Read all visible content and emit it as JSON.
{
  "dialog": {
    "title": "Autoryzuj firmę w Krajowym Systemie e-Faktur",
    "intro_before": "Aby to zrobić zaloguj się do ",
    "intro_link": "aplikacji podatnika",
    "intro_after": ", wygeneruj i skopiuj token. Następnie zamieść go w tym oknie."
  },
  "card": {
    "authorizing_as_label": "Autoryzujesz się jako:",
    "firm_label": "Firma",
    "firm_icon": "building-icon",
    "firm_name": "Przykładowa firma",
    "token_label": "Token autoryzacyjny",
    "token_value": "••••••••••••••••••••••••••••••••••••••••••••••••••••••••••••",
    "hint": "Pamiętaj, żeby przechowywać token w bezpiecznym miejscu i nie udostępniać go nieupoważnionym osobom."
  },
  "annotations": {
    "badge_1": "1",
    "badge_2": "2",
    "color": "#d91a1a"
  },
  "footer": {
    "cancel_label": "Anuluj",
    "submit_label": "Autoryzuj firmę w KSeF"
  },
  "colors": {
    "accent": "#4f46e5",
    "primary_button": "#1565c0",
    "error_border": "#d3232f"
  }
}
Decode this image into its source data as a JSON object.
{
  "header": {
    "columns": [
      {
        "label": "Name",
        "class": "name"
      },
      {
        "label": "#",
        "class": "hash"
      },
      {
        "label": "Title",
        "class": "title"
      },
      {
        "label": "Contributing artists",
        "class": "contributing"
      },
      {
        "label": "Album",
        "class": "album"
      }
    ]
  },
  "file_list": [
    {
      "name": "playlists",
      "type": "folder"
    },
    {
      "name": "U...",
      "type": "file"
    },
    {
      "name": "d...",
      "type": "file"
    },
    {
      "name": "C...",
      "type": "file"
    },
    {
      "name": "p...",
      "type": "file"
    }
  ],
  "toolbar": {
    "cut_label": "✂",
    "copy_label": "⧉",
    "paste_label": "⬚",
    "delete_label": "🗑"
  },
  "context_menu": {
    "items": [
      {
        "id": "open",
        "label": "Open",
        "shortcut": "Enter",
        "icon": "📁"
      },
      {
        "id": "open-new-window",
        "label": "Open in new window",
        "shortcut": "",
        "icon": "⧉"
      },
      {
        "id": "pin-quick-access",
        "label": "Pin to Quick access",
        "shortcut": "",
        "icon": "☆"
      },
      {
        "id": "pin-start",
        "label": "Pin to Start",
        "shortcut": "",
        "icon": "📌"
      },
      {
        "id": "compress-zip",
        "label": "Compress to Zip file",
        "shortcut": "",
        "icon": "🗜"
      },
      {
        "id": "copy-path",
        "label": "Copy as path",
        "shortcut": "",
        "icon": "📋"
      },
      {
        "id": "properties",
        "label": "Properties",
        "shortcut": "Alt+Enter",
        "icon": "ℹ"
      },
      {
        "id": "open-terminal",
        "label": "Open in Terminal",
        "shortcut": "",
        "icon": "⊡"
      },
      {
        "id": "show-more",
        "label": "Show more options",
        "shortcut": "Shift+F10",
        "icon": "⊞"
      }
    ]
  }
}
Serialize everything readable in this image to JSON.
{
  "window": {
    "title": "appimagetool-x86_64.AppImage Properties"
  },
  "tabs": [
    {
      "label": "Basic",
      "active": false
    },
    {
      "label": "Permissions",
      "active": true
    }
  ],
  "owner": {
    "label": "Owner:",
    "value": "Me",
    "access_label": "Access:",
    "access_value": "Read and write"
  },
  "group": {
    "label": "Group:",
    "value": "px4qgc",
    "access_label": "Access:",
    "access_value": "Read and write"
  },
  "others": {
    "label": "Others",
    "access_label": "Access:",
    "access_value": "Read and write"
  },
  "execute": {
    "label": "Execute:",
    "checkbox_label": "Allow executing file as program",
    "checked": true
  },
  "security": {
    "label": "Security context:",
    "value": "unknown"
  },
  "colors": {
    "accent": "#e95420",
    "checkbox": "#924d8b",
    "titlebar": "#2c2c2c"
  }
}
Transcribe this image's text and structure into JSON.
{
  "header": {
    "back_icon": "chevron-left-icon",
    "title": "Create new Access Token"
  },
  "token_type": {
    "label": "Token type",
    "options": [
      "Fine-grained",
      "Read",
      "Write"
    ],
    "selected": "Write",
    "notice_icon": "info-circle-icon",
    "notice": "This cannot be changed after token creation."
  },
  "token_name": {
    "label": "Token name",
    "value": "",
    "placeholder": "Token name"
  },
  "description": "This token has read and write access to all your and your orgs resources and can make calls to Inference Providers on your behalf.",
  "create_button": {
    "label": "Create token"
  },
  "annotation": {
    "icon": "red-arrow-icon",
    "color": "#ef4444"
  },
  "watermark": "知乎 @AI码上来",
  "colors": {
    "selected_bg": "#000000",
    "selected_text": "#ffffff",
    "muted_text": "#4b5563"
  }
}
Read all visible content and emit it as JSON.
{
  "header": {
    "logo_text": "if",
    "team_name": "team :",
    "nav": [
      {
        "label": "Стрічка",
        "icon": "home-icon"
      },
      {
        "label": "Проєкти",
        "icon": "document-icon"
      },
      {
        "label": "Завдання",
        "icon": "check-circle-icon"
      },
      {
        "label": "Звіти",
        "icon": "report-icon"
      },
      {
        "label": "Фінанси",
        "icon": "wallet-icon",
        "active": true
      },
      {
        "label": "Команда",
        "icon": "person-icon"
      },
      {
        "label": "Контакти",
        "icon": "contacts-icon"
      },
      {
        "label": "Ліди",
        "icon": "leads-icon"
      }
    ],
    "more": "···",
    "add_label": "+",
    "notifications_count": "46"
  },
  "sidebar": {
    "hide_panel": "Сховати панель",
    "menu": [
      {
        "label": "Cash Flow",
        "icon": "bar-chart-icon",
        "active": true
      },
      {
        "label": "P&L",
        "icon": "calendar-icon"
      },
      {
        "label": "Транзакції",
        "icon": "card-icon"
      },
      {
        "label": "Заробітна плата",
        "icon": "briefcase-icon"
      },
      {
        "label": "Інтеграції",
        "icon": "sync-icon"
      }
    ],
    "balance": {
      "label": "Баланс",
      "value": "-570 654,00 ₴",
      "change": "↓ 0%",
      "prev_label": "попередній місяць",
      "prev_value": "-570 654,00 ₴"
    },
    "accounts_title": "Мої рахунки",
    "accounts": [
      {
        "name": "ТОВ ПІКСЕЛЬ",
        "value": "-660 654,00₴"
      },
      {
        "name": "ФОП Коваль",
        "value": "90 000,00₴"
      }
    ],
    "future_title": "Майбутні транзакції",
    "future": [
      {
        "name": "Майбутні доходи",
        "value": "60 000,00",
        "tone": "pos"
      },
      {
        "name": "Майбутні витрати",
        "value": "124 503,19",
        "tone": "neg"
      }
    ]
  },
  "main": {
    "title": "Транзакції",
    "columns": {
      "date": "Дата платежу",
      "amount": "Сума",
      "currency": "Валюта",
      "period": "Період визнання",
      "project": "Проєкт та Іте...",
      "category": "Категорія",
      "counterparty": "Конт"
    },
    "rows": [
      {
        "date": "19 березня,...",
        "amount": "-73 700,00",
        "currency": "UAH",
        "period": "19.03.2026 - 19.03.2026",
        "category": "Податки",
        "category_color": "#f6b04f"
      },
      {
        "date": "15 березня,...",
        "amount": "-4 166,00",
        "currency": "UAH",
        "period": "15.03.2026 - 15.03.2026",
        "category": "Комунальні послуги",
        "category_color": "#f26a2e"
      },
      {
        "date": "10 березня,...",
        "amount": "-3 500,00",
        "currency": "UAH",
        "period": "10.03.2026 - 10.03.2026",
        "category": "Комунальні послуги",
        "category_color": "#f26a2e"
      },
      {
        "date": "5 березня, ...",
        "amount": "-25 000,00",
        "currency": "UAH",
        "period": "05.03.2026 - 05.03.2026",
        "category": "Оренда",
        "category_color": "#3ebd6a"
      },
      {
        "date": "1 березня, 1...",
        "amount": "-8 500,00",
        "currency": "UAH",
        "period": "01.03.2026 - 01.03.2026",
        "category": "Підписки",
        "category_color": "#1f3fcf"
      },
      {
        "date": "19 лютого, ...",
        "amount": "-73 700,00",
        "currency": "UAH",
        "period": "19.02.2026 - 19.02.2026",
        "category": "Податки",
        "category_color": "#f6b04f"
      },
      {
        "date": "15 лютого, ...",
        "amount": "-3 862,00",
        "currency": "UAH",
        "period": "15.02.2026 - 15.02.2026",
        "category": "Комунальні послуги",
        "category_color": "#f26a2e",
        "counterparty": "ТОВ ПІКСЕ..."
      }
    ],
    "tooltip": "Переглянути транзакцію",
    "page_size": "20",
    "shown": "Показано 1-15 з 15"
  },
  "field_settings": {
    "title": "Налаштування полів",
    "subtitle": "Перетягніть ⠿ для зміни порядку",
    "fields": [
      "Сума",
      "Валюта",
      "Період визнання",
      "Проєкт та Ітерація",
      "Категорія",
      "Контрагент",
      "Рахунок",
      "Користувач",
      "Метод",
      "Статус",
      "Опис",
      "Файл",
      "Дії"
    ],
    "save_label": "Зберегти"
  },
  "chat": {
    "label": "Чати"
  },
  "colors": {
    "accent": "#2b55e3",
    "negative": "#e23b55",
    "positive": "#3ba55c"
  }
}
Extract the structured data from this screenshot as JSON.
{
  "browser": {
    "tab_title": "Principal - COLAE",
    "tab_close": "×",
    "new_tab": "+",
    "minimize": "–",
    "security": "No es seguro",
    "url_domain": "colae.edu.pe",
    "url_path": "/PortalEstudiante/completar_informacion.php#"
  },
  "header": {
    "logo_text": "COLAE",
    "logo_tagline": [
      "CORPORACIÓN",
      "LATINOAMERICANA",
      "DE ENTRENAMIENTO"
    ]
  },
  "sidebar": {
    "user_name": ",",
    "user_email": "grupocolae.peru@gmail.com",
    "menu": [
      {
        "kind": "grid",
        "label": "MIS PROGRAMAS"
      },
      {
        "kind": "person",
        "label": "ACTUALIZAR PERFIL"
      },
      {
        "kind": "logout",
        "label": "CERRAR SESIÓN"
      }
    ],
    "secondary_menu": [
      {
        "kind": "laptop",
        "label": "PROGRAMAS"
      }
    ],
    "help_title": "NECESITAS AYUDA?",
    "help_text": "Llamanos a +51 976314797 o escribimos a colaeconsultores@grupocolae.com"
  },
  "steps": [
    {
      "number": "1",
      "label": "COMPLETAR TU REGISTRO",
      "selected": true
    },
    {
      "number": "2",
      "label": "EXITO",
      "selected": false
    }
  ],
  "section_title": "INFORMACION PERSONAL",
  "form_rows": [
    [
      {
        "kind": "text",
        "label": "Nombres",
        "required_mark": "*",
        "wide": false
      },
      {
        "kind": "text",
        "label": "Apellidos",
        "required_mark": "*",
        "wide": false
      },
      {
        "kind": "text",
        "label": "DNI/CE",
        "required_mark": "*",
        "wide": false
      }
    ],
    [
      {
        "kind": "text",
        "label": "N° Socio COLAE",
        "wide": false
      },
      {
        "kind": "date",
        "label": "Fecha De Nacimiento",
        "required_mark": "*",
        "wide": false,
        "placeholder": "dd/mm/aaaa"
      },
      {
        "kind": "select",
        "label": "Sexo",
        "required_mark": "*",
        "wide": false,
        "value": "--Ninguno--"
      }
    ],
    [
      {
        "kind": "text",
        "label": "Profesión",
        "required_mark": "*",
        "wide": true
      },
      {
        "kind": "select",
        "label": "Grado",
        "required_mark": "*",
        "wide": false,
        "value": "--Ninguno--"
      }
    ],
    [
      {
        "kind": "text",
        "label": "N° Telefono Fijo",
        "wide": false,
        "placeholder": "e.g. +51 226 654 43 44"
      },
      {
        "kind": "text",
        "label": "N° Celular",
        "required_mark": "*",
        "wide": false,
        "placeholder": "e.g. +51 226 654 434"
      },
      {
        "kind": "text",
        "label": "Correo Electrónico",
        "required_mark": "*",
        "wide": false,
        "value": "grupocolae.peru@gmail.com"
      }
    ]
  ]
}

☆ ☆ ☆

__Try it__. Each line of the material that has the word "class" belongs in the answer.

__Written solution__.
        "class": "name"
        "class": "hash"
        "class": "title"
        "class": "contributing"
        "class": "album"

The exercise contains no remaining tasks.